Role of metals in oxygen radical reactions.
Factors such as pH and chelation govern the reactivity of the transition metals with dioxygen and "oxy-radicals" and therefore influence the apparent mechanisms by which oxidative damage to phospholipids, DNA, and other biomolecules is initiated. Expand
The requirement for iron (III) in the initiation of lipid peroxidation by iron (II) and hydrogen peroxide.
  • G. Minotti, S. Aust
  • Chemistry, Medicine
  • The Journal of biological chemistry
  • 25 January 1987
Using Fe2+, H2O2, and phospholipid liposomes as a model system, it is found that lipid peroxidation, as assessed by malondialdehyde formation, is not initiated by the hydroxyl radical, but rather requires Fe3+ and Fe2+. Expand
Transition metals as catalysts of "autoxidation" reactions.
The quantum mechanic, thermodynamic, and kinetic aspects of the reactions of dioxygen with biomolecules; the involvement of transition metals in biomolecule oxidation; and the biological implications of metal catalyzed oxidations are discussed. Expand
Biodegradation of azo and heterocyclic dyes by Phanerochaete chrysosporium
Biodegradation of Orange II, Tropaeolin O, Congo Red, and Azure B in cultures of the white rot fungus, Phanerochaete chrysosporium, was demonstrated by decolarization of the culture medium, theExpand
Biodegradation of pentachlorophenol by the white rot fungus Phanerochaete chrysosporium
Biodegradation of PCP was decreased in nutrient nitrogen-sufficient cultures of P. chrysosporium, suggesting that in addition to the lignin-degrading system, another degradation system may also be responsible for some of the PCP degradation observed.

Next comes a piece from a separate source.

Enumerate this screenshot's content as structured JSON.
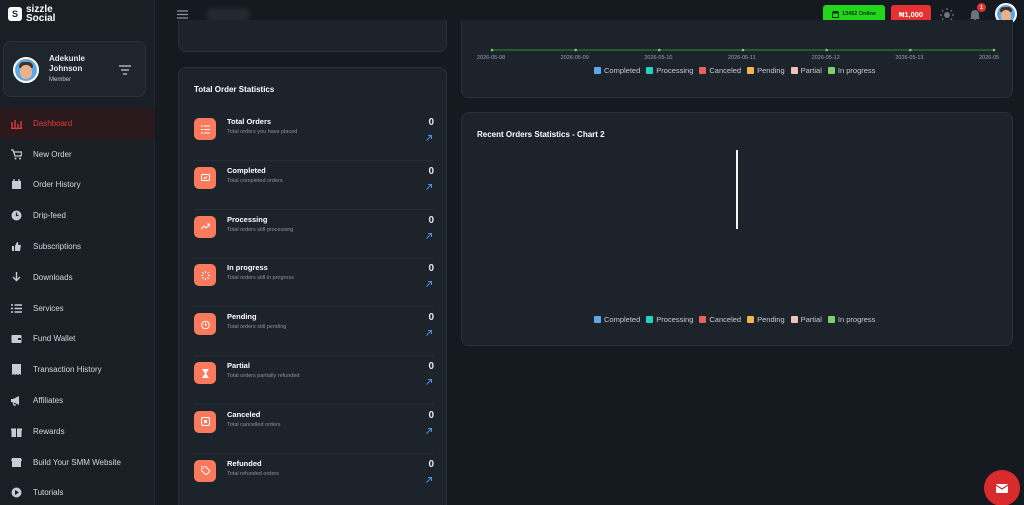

Expand
Mechanisms white rot fungi use to degrade pollutants.
  • D. Barr, S. Aust
  • Environmental Science, Medicine
  • Environmental science & technology
  • 1 February 1994
Biodegradation of DDT [1,1,1-trichloro-2,2-bis(4-chlorophenyl)ethane] by the white rot fungus Phanerochaete chrysosporium
  • J. Bumpus, S. Aust
  • Chemistry, Medicine
  • Applied and environmental microbiology
  • 1 September 1987
The results demonstrate that the pathway for DDT degradation in P. chrysosporium is clearly different from the major pathway proposed for microbial or environmental degradation of DDT. Expand